Andy Jones is not the usual run-of-the-mill bike restorer; being more interested in what pleases himself than the opinions of club cognoscenti. To that end, his immaculate and meticulously prepared Suzuki GT750 is finished in a colour that was never a factory option. While we're on the subject the front mudguard is wrong as well. The ex-Royal Signals man isn’t bothered in the slightest what people think about his bikes, although thankfully the general consensus is one of great approval.
Andy had lusted after the mighty GT750 back in the 70s but, being strapped for cash, the young army recruit had to settle for the smaller siblings, the GT185 and GT250 twin-cylinder versions.

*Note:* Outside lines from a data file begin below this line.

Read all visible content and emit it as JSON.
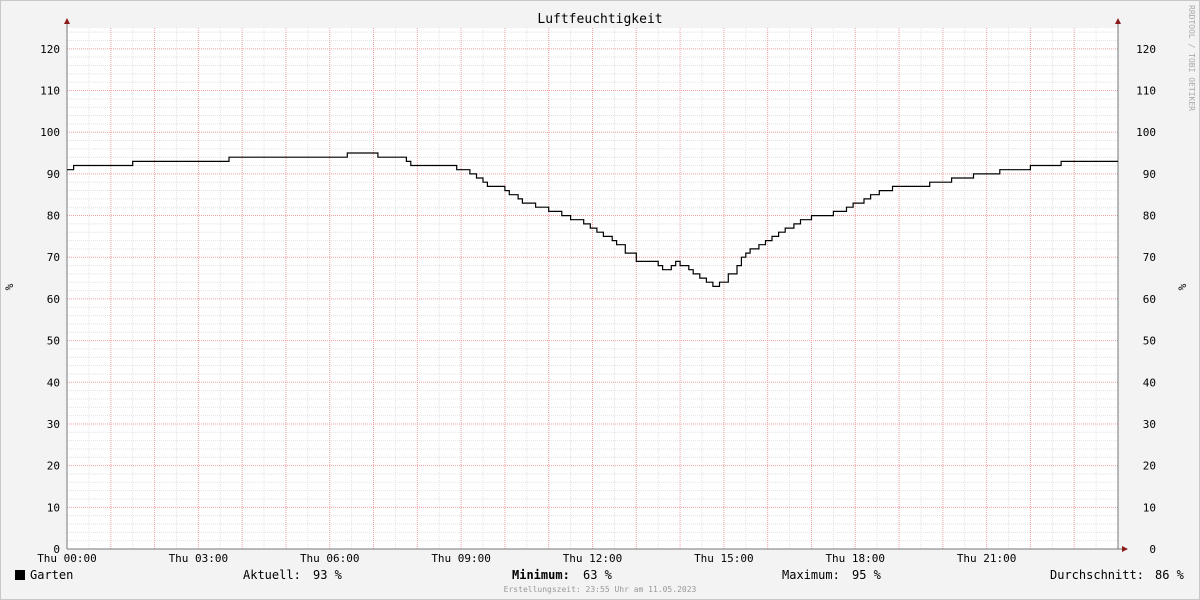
{
  "chart_data": {
    "type": "line",
    "title": "Luftfeuchtigkeit",
    "ylabel_left": "%",
    "ylabel_right": "%",
    "watermark": "RRDTOOL / TOBI OETIKER",
    "ylim": [
      0,
      125
    ],
    "xlim_hours": [
      0,
      24
    ],
    "y_ticks": [
      0,
      10,
      20,
      30,
      40,
      50,
      60,
      70,
      80,
      90,
      100,
      110,
      120
    ],
    "x_ticks": [
      {
        "hour": 0,
        "label": "Thu 00:00"
      },
      {
        "hour": 3,
        "label": "Thu 03:00"
      },
      {
        "hour": 6,
        "label": "Thu 06:00"
      },
      {
        "hour": 9,
        "label": "Thu 09:00"
      },
      {
        "hour": 12,
        "label": "Thu 12:00"
      },
      {
        "hour": 15,
        "label": "Thu 15:00"
      },
      {
        "hour": 18,
        "label": "Thu 18:00"
      },
      {
        "hour": 21,
        "label": "Thu 21:00"
      }
    ],
    "grid": true,
    "series": [
      {
        "name": "Garten",
        "color": "#000000",
        "x_hours": [
          0,
          0.15,
          1.5,
          3.7,
          6.4,
          7.1,
          7.75,
          7.85,
          8.9,
          9.2,
          9.35,
          9.5,
          9.6,
          10.0,
          10.1,
          10.3,
          10.4,
          10.7,
          11.0,
          11.3,
          11.5,
          11.8,
          11.95,
          12.1,
          12.25,
          12.45,
          12.55,
          12.75,
          13.0,
          13.5,
          13.6,
          13.8,
          13.9,
          14.0,
          14.2,
          14.3,
          14.45,
          14.6,
          14.75,
          14.9,
          15.1,
          15.3,
          15.4,
          15.5,
          15.6,
          15.8,
          15.95,
          16.1,
          16.25,
          16.4,
          16.6,
          16.75,
          17.0,
          17.5,
          17.8,
          17.95,
          18.2,
          18.35,
          18.55,
          18.75,
          18.85,
          19.25,
          19.7,
          20.2,
          20.7,
          21.3,
          22.0,
          22.7,
          23.5,
          24.0
        ],
        "values": [
          91,
          92,
          93,
          94,
          95,
          94,
          93,
          92,
          91,
          90,
          89,
          88,
          87,
          86,
          85,
          84,
          83,
          82,
          81,
          80,
          79,
          78,
          77,
          76,
          75,
          74,
          73,
          71,
          69,
          68,
          67,
          68,
          69,
          68,
          67,
          66,
          65,
          64,
          63,
          64,
          66,
          68,
          70,
          71,
          72,
          73,
          74,
          75,
          76,
          77,
          78,
          79,
          80,
          81,
          82,
          83,
          84,
          85,
          86,
          86,
          87,
          87,
          88,
          89,
          90,
          91,
          92,
          93,
          93,
          93
        ]
      }
    ]
  },
  "legend": {
    "series_name": "Garten",
    "current_label": "Aktuell:",
    "current_value": "93 %",
    "min_label": "Minimum:",
    "min_value": "63 %",
    "max_label": "Maximum:",
    "max_value": "95 %",
    "avg_label": "Durchschnitt:",
    "avg_value": "86 %"
  },
  "footer": "Erstellungszeit: 23:55 Uhr am 11.05.2023"
}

As soon as time allowed, he just had to get a GT750.
Very first time
Events nearly conspired against this move as, at the age of 41, he became a father for the very first time, when daughter Alexandria appeared on the scene and then again a year later when Cleopatra followed her sister into the world. This has slowed down Andy’s restorations slightly, but he now finds himself in the workshop just that little bit later at night once the kids are in bed. Keeping it all in the family, wife Laura helps out with the bikes too, having recently bought Andy a hydraulic bench, a set of expansion chambers and an Arai helmet now painted up in the colours of some bloke called Damon Hill.
Following his unintended restoration of a CB550-4 a few years earlier he stumbled across not one GT but two. Having learnt many lessons from the Honda rebuild he decided that two bikes would be better than one, especially if problems arose electrically or suchlike later on. The common route is that, while one machine rises out of the ashes to perform again, the donor machine often becomes little more than a few pages on eBay. This wasn’t the case with Andy’s Suzuki project, and now both machines are up and running. He sold the second machine to his ex-army pal Paul Kirk as a runner that has since been turned into a rather pretty Dunstall body kitted special.
Andy is quick to point out how crucial the Kettle club has been to these projects with tech support, spares supply and general advice. Without their help he says the project may never have reached fruition. The GT’s gleaming polished alloy engine casings have now received the full-on chrome treatment, as this is one show bike that does get used come rain or shine; Andy currently clocks up in excess of 2000 miles a year on it. Further work to be done includes an upgrade to the braking, involving EBC floating discs and six-pot Pretech calipers, while on the cosmetic front something rather special is planned for the paintwork.